• [EXERCISE REQUIREMENTS]:
Please print the records below exactly as they are written.

[Extracted records]
*** Block opens ***
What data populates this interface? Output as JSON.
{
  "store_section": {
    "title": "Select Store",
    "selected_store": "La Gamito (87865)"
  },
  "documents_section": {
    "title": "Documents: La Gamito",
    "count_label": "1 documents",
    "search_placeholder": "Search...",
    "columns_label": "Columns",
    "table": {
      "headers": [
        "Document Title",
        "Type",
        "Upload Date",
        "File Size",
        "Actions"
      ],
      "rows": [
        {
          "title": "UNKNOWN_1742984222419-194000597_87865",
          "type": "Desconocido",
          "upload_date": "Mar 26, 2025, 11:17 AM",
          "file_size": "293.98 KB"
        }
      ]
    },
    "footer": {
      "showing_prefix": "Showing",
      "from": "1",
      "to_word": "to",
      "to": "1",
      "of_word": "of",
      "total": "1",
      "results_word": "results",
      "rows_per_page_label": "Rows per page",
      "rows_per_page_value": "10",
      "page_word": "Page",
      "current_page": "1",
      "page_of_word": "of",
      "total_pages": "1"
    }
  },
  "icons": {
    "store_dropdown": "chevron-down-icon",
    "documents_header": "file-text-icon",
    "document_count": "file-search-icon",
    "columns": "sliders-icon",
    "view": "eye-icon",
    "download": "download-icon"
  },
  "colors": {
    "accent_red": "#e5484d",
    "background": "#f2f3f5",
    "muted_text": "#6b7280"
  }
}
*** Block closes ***
• [RESPONSE FOR THIS EXERCISE]:
What data populates this interface? Output as JSON.
{
  "store_section": {
    "title": "Select Store",
    "selected_store": "La Gamito (87865)"
  },
  "documents_section": {
    "title": "Documents: La Gamito",
    "count_label": "1 documents",
    "search_placeholder": "Search...",
    "columns_label": "Columns",
    "table": {
      "headers": [
        "Document Title",
        "Type",
        "Upload Date",
        "File Size",
        "Actions"
      ],
      "rows": [
        {
          "title": "UNKNOWN_1742984222419-194000597_87865",
          "type": "Desconocido",
          "upload_date": "Mar 26, 2025, 11:17 AM",
          "file_size": "293.98 KB"
        }
      ]
    },
    "footer": {
      "showing_prefix": "Showing",
      "from": "1",
      "to_word": "to",
      "to": "1",
      "of_word": "of",
      "total": "1",
      "results_word": "results",
      "rows_per_page_label": "Rows per page",
      "rows_per_page_value": "10",
      "page_word": "Page",
      "current_page": "1",
      "page_of_word": "of",
      "total_pages": "1"
    }
  },
  "icons": {
    "store_dropdown": "chevron-down-icon",
    "documents_header": "file-text-icon",
    "document_count": "file-search-icon",
    "columns": "sliders-icon",
    "view": "eye-icon",
    "download": "download-icon"
  },
  "colors": {
    "accent_red": "#e5484d",
    "background": "#f2f3f5",
    "muted_text": "#6b7280"
  }
}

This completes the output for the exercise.